Task details =
Copy the entries below exactly; any picture among them should be left out.

Data shown =
Content starts
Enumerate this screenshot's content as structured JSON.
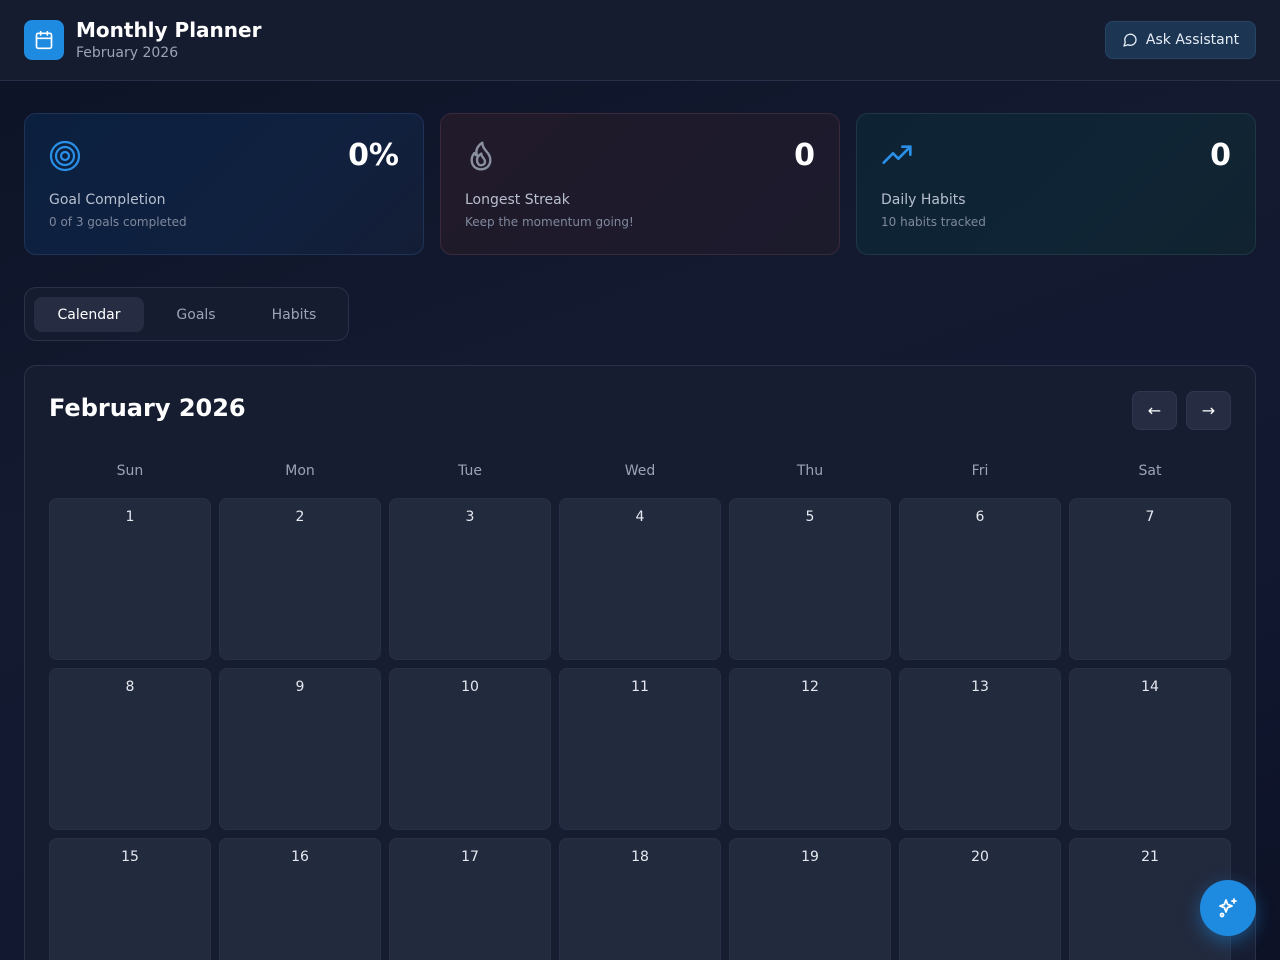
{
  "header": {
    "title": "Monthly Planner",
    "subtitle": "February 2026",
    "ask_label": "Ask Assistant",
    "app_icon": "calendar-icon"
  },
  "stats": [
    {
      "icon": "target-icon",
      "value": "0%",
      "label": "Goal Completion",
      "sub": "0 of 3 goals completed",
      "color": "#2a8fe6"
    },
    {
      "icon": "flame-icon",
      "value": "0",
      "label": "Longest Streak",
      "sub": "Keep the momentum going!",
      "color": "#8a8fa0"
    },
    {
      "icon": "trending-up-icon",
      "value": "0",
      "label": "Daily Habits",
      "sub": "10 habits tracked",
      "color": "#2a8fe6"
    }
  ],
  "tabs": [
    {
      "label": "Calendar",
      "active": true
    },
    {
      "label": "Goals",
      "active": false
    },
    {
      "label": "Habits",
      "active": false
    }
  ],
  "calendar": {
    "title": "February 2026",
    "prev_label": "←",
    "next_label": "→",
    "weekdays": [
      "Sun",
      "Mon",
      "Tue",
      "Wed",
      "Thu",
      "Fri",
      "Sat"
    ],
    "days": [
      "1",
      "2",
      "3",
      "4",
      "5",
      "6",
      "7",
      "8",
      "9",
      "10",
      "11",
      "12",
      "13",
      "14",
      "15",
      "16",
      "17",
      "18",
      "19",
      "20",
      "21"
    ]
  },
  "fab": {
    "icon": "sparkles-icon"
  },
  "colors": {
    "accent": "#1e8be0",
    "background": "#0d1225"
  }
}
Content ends
Reply =
Enumerate this screenshot's content as structured JSON.
{
  "header": {
    "title": "Monthly Planner",
    "subtitle": "February 2026",
    "ask_label": "Ask Assistant",
    "app_icon": "calendar-icon"
  },
  "stats": [
    {
      "icon": "target-icon",
      "value": "0%",
      "label": "Goal Completion",
      "sub": "0 of 3 goals completed",
      "color": "#2a8fe6"
    },
    {
      "icon": "flame-icon",
      "value": "0",
      "label": "Longest Streak",
      "sub": "Keep the momentum going!",
      "color": "#8a8fa0"
    },
    {
      "icon": "trending-up-icon",
      "value": "0",
      "label": "Daily Habits",
      "sub": "10 habits tracked",
      "color": "#2a8fe6"
    }
  ],
  "tabs": [
    {
      "label": "Calendar",
      "active": true
    },
    {
      "label": "Goals",
      "active": false
    },
    {
      "label": "Habits",
      "active": false
    }
  ],
  "calendar": {
    "title": "February 2026",
    "prev_label": "←",
    "next_label": "→",
    "weekdays": [
      "Sun",
      "Mon",
      "Tue",
      "Wed",
      "Thu",
      "Fri",
      "Sat"
    ],
    "days": [
      "1",
      "2",
      "3",
      "4",
      "5",
      "6",
      "7",
      "8",
      "9",
      "10",
      "11",
      "12",
      "13",
      "14",
      "15",
      "16",
      "17",
      "18",
      "19",
      "20",
      "21"
    ]
  },
  "fab": {
    "icon": "sparkles-icon"
  },
  "colors": {
    "accent": "#1e8be0",
    "background": "#0d1225"
  }
}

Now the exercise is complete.